The Students at NC State were not allowed their annual March On the Capitol, they were restrained within the blocks through the campus.
The black students however were allowed off their campus and marched on the governors mansion trampling thousands of Hyacinths in bloom.
The memories of those incidents nearly 50 years are are clear
I think the answer is pretty categorically, “No, you would NOT be safe walking down Lenox Avenue at night in 1967.” Race relations were not great, but they were improving. Remember in 1967 only 25% of black children were born out of wedlock. Today the number is well over 60%. (Notice the NBA never plays on Fathers Day?)
Today, there is no more Jim Crow, but we’ve had five decades of hectoring and whingeing and excuse making. The country has gotten worse in the past five decades, trust me. Some aspects of race relations are better. For instance, just about no one favors de jure segregation. I think racial hypocracy is off the charts these days. That a creature like Al Sharpton would be taken seriously is a disgrace.
MLK was a great man. He was not perfect, he had human faults, but he was had a generous and optimistic spirit.

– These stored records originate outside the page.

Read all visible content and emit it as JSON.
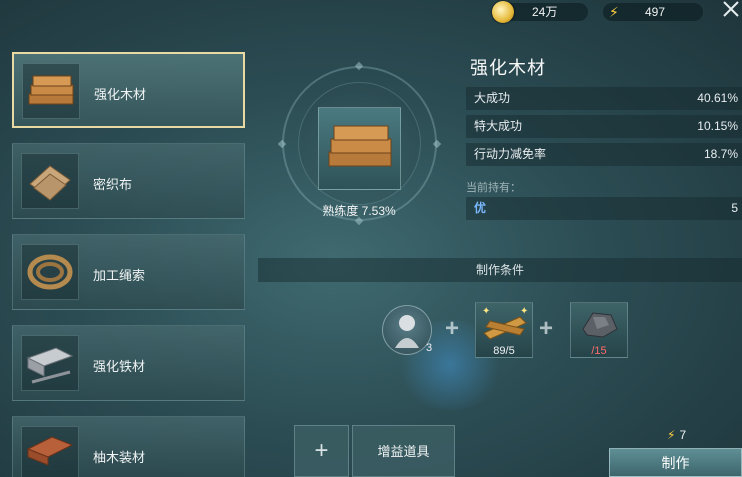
{
  "topbar": {
    "coins": "24万",
    "energy": "497"
  },
  "recipes": [
    {
      "name": "强化木材",
      "icon": "wood-planks-icon",
      "selected": true
    },
    {
      "name": "密织布",
      "icon": "cloth-icon",
      "selected": false
    },
    {
      "name": "加工绳索",
      "icon": "rope-icon",
      "selected": false
    },
    {
      "name": "强化铁材",
      "icon": "iron-ingot-icon",
      "selected": false
    },
    {
      "name": "柚木装材",
      "icon": "teak-board-icon",
      "selected": false
    }
  ],
  "detail": {
    "title": "强化木材",
    "proficiency": "熟练度 7.53%",
    "stats": [
      {
        "label": "大成功",
        "value": "40.61%"
      },
      {
        "label": "特大成功",
        "value": "10.15%"
      },
      {
        "label": "行动力减免率",
        "value": "18.7%"
      }
    ],
    "holding_label": "当前持有：",
    "holding": {
      "grade": "优",
      "count": "5"
    }
  },
  "conditions": {
    "title": "制作条件",
    "character_count": "3",
    "materials": [
      {
        "icon": "lumber-icon",
        "count": "89/5",
        "insufficient": false
      },
      {
        "icon": "ore-icon",
        "count": "/15",
        "insufficient": true
      }
    ]
  },
  "actions": {
    "add": "+",
    "buff": "增益道具",
    "energy_cost": "7",
    "craft": "制作"
  },
  "colors": {
    "accent_gold": "#e9d9a2",
    "energy": "#ffcf3f",
    "grade_blue": "#7ab7ff",
    "insufficient": "#ff6b6b"
  }
}
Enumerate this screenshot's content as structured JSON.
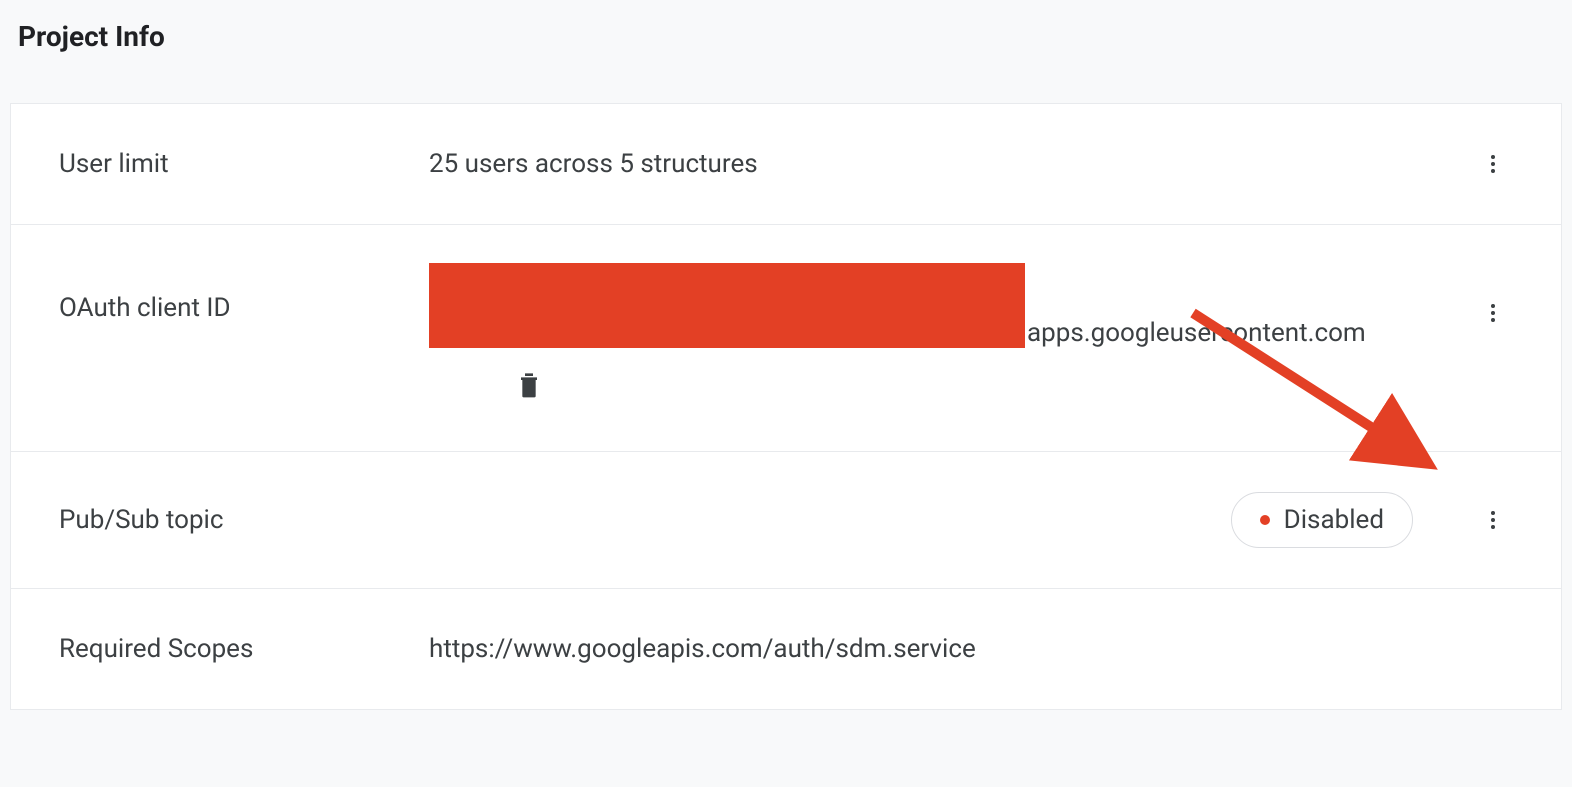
{
  "header": {
    "title": "Project Info"
  },
  "rows": {
    "user_limit": {
      "label": "User limit",
      "value": "25 users across 5 structures"
    },
    "oauth": {
      "label": "OAuth client ID",
      "redacted": true,
      "suffix": "apps.googleusercontent.com"
    },
    "pubsub": {
      "label": "Pub/Sub topic",
      "status_text": "Disabled",
      "status_color": "#e34025"
    },
    "scopes": {
      "label": "Required Scopes",
      "value": "https://www.googleapis.com/auth/sdm.service"
    }
  },
  "annotation": {
    "arrow_color": "#e34025"
  }
}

He was like Ghandi, in that he relied on the goodness of America, and Americans, especially white Americans.
I don’t like affirmative action, but it is a road bump compared to Jim Crow and systemic discrimination that preceded it.

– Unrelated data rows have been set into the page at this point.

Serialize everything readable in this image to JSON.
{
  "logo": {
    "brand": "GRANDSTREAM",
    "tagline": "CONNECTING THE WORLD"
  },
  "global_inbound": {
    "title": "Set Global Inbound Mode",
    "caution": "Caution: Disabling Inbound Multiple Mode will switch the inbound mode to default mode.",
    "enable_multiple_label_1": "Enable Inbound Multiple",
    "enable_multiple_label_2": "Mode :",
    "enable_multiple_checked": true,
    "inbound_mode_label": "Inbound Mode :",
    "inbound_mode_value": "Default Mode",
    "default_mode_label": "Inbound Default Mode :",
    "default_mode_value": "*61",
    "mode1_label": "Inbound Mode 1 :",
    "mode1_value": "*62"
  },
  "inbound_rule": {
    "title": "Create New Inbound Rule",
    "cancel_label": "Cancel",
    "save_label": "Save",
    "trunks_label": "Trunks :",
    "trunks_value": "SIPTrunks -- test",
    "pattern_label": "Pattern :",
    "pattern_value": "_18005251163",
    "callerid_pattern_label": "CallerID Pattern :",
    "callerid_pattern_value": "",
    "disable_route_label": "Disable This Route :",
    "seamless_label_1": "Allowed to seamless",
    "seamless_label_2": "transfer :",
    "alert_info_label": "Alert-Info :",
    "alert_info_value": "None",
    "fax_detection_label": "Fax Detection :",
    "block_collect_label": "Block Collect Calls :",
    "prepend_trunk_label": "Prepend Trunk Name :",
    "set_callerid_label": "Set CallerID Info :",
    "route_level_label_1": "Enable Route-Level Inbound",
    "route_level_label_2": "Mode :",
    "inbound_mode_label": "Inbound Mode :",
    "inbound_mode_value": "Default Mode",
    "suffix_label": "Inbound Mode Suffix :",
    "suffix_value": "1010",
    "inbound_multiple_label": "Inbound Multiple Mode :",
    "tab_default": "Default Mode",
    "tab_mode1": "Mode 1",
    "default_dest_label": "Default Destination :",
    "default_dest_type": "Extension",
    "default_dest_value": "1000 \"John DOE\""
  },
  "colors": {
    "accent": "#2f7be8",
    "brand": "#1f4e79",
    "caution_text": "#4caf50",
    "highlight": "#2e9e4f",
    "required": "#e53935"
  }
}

I think LBJ was a cynic and vile individual and would have promoted Jim Crow if he thought it could get him more votes.
In the 50’s one of my white, celtic heritage family’s favorite TV shows was Amos n Andy.
Today the public isn’t allowed to see the reruns on TV. It is frowned upon to even view clips privately.
Race relations took a dramatic tuurn for the worst in the late 50’s when “liberals” stepped in to “correct” things.
Race relations were safe back then but not really good.
Blacks were far more segregated and, well, oppressed in a lot of ways.
They were far more family oriented and peaceful.
It’s horrible now in inner cities and places like Chicago, but I think we’re still in the throes of growing pains as the blacks became equal and the resentment of the past grew.
Today’s society expects everything to happen over night. It will take a couple more generations, I think.
But Obama has made it much worse. We must get rid of him.
I'm a native New Yorker, white, born in '48 and, no, it was not relatively safe back then. I remember reading about white people, usually tourists, getting lost on the subway, straying into Harlem and getting raped, robbed, severely beaten, killed. It happened all the time but it wasn't as bad as it's been in more recent years. Democrats have made it much worse with their race-card politics. But the racial hatreds have always been there.
I went to high school in the late ‘60s in Chicago. In that place and time, at least, blacks despised whites.
While signing the bill, didn’t Johnson make some kind of comment to the effect that “this will keep the n*gg*rs on the Democratic plantation forever”. Or am I just imagining he said that, because its happening.
I grew up in a town called Magnolia, NJ and graduated High School in 1962. When I turned 16 between my sophmore and junior year I began working as a caddy at Woodcrest Country Club in Cherry Hill, NJ which was 5 miles away. I either hitched a ride or had to walk along Evesham Ave to get back and forth since I couldn’t drive yet. Between the two points I had to pass through Lawnside, NJ. Let me tell you it was the mecca for all the Phila and NJ blacks to come for BBQ, drinking, dancing and party. Boy did it smell good with all the chicken and ribs. I walked through there and was never threatened in the least. Several times I was offered food or a soda. There were at least 2,000 people there at any time over the weekend and it was all good. It was very different back then.
LBJ changed all that. Lawnside has since shut down the picnic grounds and the bars, etc. It is pretty much poverty there now. Nothing is the same.